Data to examine:
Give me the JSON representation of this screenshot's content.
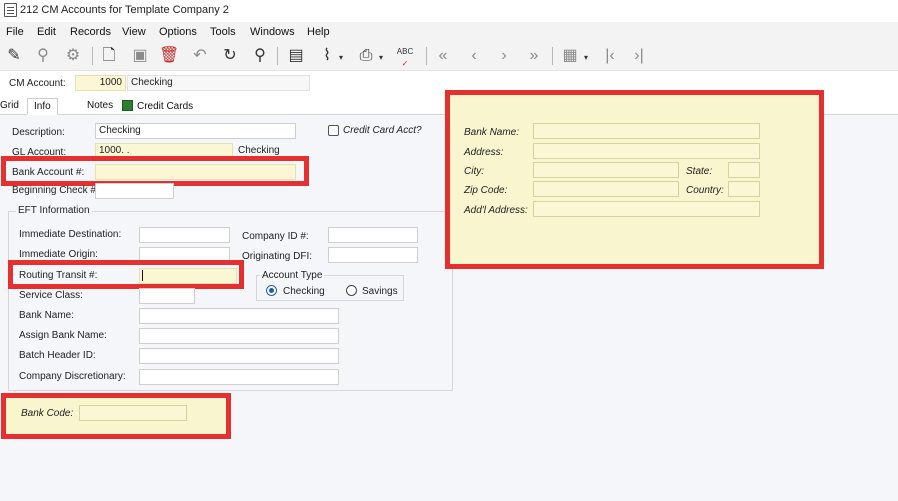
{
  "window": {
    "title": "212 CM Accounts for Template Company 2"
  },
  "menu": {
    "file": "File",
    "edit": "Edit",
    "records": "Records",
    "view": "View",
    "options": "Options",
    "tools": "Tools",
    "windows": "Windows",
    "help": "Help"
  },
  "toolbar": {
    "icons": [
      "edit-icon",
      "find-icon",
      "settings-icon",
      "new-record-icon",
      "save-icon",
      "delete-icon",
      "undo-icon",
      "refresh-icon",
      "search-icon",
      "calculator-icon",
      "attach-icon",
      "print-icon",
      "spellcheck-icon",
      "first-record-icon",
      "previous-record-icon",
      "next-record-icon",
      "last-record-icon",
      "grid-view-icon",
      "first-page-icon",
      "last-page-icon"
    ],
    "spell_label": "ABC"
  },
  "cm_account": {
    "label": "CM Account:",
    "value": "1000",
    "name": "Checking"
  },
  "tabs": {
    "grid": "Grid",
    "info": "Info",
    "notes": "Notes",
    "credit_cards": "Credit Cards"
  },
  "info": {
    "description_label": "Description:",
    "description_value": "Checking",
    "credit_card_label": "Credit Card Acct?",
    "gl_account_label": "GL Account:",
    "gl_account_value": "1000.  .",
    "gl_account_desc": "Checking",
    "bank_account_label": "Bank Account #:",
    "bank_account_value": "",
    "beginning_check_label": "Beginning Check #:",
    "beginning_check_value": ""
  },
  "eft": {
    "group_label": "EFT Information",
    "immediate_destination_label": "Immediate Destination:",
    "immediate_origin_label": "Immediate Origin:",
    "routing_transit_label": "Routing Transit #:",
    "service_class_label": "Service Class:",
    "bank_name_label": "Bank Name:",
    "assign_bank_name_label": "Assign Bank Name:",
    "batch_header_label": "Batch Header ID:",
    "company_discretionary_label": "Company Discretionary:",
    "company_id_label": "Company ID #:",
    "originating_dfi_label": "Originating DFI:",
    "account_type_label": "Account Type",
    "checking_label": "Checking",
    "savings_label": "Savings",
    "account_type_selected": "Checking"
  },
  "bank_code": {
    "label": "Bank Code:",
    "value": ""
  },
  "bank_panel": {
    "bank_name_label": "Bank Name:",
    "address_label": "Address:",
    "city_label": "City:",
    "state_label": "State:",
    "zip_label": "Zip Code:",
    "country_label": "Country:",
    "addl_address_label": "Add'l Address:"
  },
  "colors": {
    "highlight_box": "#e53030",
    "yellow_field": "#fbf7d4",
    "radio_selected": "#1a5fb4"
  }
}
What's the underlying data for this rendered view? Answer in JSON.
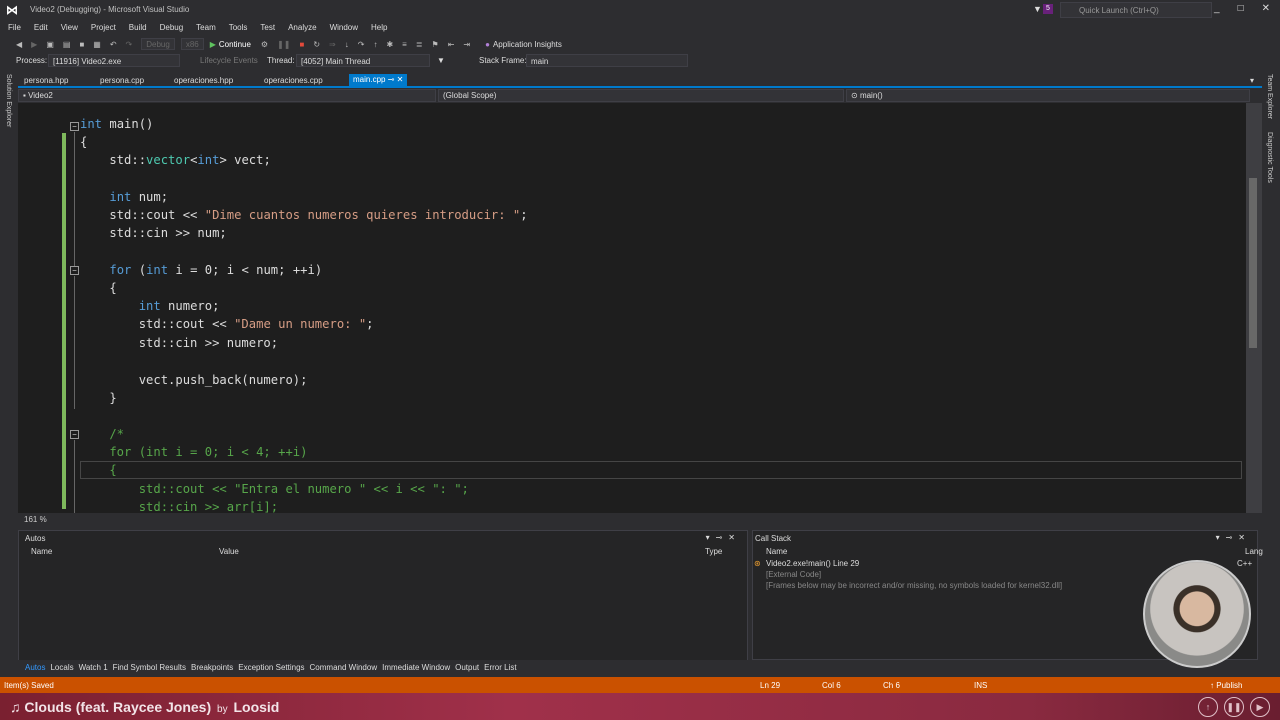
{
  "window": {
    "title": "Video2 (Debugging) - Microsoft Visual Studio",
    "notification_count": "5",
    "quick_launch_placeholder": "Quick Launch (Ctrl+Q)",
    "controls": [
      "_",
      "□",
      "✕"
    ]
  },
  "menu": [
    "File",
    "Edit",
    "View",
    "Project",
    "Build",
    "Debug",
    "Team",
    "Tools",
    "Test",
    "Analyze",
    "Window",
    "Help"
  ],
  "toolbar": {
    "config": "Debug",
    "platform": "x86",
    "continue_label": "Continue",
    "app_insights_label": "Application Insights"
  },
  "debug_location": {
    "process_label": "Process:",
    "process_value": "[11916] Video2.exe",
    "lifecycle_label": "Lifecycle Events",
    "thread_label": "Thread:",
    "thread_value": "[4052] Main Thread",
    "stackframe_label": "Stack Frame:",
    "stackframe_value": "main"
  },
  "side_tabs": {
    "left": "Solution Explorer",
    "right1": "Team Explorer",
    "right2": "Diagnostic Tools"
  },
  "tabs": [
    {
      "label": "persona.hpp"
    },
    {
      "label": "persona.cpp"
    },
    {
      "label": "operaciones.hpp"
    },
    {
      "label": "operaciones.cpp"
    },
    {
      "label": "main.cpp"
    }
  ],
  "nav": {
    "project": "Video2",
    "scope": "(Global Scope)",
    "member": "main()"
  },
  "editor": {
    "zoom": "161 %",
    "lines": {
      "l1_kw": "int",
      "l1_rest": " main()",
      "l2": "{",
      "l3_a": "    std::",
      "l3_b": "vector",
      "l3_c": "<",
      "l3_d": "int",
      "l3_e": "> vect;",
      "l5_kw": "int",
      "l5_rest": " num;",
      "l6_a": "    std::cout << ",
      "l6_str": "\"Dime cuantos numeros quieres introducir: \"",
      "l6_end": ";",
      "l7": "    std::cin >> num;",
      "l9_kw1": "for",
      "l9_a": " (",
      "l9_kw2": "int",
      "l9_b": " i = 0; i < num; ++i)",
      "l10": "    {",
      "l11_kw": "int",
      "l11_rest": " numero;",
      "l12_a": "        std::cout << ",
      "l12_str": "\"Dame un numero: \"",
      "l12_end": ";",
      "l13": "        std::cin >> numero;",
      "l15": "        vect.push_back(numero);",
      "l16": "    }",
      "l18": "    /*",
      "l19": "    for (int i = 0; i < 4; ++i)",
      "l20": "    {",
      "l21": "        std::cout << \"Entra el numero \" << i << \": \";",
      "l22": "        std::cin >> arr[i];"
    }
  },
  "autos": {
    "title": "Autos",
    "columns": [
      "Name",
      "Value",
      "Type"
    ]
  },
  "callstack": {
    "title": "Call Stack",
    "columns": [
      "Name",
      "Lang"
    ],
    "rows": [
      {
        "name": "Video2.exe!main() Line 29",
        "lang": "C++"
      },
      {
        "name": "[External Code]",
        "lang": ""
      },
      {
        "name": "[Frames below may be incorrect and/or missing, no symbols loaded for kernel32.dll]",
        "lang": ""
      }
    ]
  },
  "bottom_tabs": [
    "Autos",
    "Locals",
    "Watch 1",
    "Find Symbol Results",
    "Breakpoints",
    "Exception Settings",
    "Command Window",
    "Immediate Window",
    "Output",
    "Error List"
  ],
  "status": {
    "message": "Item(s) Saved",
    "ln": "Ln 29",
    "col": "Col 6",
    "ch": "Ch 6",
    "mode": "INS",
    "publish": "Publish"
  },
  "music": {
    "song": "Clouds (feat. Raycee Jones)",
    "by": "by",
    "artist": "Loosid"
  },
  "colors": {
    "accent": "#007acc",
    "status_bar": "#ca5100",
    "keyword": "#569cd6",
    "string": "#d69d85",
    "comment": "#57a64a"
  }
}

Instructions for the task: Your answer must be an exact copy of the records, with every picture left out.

Answer section:
Give me the JSON representation of this screenshot's content.
{
  "window": {
    "title": "212 CM Accounts for Template Company 2"
  },
  "menu": {
    "file": "File",
    "edit": "Edit",
    "records": "Records",
    "view": "View",
    "options": "Options",
    "tools": "Tools",
    "windows": "Windows",
    "help": "Help"
  },
  "toolbar": {
    "icons": [
      "edit-icon",
      "find-icon",
      "settings-icon",
      "new-record-icon",
      "save-icon",
      "delete-icon",
      "undo-icon",
      "refresh-icon",
      "search-icon",
      "calculator-icon",
      "attach-icon",
      "print-icon",
      "spellcheck-icon",
      "first-record-icon",
      "previous-record-icon",
      "next-record-icon",
      "last-record-icon",
      "grid-view-icon",
      "first-page-icon",
      "last-page-icon"
    ],
    "spell_label": "ABC"
  },
  "cm_account": {
    "label": "CM Account:",
    "value": "1000",
    "name": "Checking"
  },
  "tabs": {
    "grid": "Grid",
    "info": "Info",
    "notes": "Notes",
    "credit_cards": "Credit Cards"
  },
  "info": {
    "description_label": "Description:",
    "description_value": "Checking",
    "credit_card_label": "Credit Card Acct?",
    "gl_account_label": "GL Account:",
    "gl_account_value": "1000.  .",
    "gl_account_desc": "Checking",
    "bank_account_label": "Bank Account #:",
    "bank_account_value": "",
    "beginning_check_label": "Beginning Check #:",
    "beginning_check_value": ""
  },
  "eft": {
    "group_label": "EFT Information",
    "immediate_destination_label": "Immediate Destination:",
    "immediate_origin_label": "Immediate Origin:",
    "routing_transit_label": "Routing Transit #:",
    "service_class_label": "Service Class:",
    "bank_name_label": "Bank Name:",
    "assign_bank_name_label": "Assign Bank Name:",
    "batch_header_label": "Batch Header ID:",
    "company_discretionary_label": "Company Discretionary:",
    "company_id_label": "Company ID #:",
    "originating_dfi_label": "Originating DFI:",
    "account_type_label": "Account Type",
    "checking_label": "Checking",
    "savings_label": "Savings",
    "account_type_selected": "Checking"
  },
  "bank_code": {
    "label": "Bank Code:",
    "value": ""
  },
  "bank_panel": {
    "bank_name_label": "Bank Name:",
    "address_label": "Address:",
    "city_label": "City:",
    "state_label": "State:",
    "zip_label": "Zip Code:",
    "country_label": "Country:",
    "addl_address_label": "Add'l Address:"
  },
  "colors": {
    "highlight_box": "#e53030",
    "yellow_field": "#fbf7d4",
    "radio_selected": "#1a5fb4"
  }
}
What's the underlying data for this rendered view? Answer in JSON.
{
  "window": {
    "title": "Video2 (Debugging) - Microsoft Visual Studio",
    "notification_count": "5",
    "quick_launch_placeholder": "Quick Launch (Ctrl+Q)",
    "controls": [
      "_",
      "□",
      "✕"
    ]
  },
  "menu": [
    "File",
    "Edit",
    "View",
    "Project",
    "Build",
    "Debug",
    "Team",
    "Tools",
    "Test",
    "Analyze",
    "Window",
    "Help"
  ],
  "toolbar": {
    "config": "Debug",
    "platform": "x86",
    "continue_label": "Continue",
    "app_insights_label": "Application Insights"
  },
  "debug_location": {
    "process_label": "Process:",
    "process_value": "[11916] Video2.exe",
    "lifecycle_label": "Lifecycle Events",
    "thread_label": "Thread:",
    "thread_value": "[4052] Main Thread",
    "stackframe_label": "Stack Frame:",
    "stackframe_value": "main"
  },
  "side_tabs": {
    "left": "Solution Explorer",
    "right1": "Team Explorer",
    "right2": "Diagnostic Tools"
  },
  "tabs": [
    {
      "label": "persona.hpp"
    },
    {
      "label": "persona.cpp"
    },
    {
      "label": "operaciones.hpp"
    },
    {
      "label": "operaciones.cpp"
    },
    {
      "label": "main.cpp"
    }
  ],
  "nav": {
    "project": "Video2",
    "scope": "(Global Scope)",
    "member": "main()"
  },
  "editor": {
    "zoom": "161 %",
    "lines": {
      "l1_kw": "int",
      "l1_rest": " main()",
      "l2": "{",
      "l3_a": "    std::",
      "l3_b": "vector",
      "l3_c": "<",
      "l3_d": "int",
      "l3_e": "> vect;",
      "l5_kw": "int",
      "l5_rest": " num;",
      "l6_a": "    std::cout << ",
      "l6_str": "\"Dime cuantos numeros quieres introducir: \"",
      "l6_end": ";",
      "l7": "    std::cin >> num;",
      "l9_kw1": "for",
      "l9_a": " (",
      "l9_kw2": "int",
      "l9_b": " i = 0; i < num; ++i)",
      "l10": "    {",
      "l11_kw": "int",
      "l11_rest": " numero;",
      "l12_a": "        std::cout << ",
      "l12_str": "\"Dame un numero: \"",
      "l12_end": ";",
      "l13": "        std::cin >> numero;",
      "l15": "        vect.push_back(numero);",
      "l16": "    }",
      "l18": "    /*",
      "l19": "    for (int i = 0; i < 4; ++i)",
      "l20": "    {",
      "l21": "        std::cout << \"Entra el numero \" << i << \": \";",
      "l22": "        std::cin >> arr[i];"
    }
  },
  "autos": {
    "title": "Autos",
    "columns": [
      "Name",
      "Value",
      "Type"
    ]
  },
  "callstack": {
    "title": "Call Stack",
    "columns": [
      "Name",
      "Lang"
    ],
    "rows": [
      {
        "name": "Video2.exe!main() Line 29",
        "lang": "C++"
      },
      {
        "name": "[External Code]",
        "lang": ""
      },
      {
        "name": "[Frames below may be incorrect and/or missing, no symbols loaded for kernel32.dll]",
        "lang": ""
      }
    ]
  },
  "bottom_tabs": [
    "Autos",
    "Locals",
    "Watch 1",
    "Find Symbol Results",
    "Breakpoints",
    "Exception Settings",
    "Command Window",
    "Immediate Window",
    "Output",
    "Error List"
  ],
  "status": {
    "message": "Item(s) Saved",
    "ln": "Ln 29",
    "col": "Col 6",
    "ch": "Ch 6",
    "mode": "INS",
    "publish": "Publish"
  },
  "music": {
    "song": "Clouds (feat. Raycee Jones)",
    "by": "by",
    "artist": "Loosid"
  },
  "colors": {
    "accent": "#007acc",
    "status_bar": "#ca5100",
    "keyword": "#569cd6",
    "string": "#d69d85",
    "comment": "#57a64a"
  }
}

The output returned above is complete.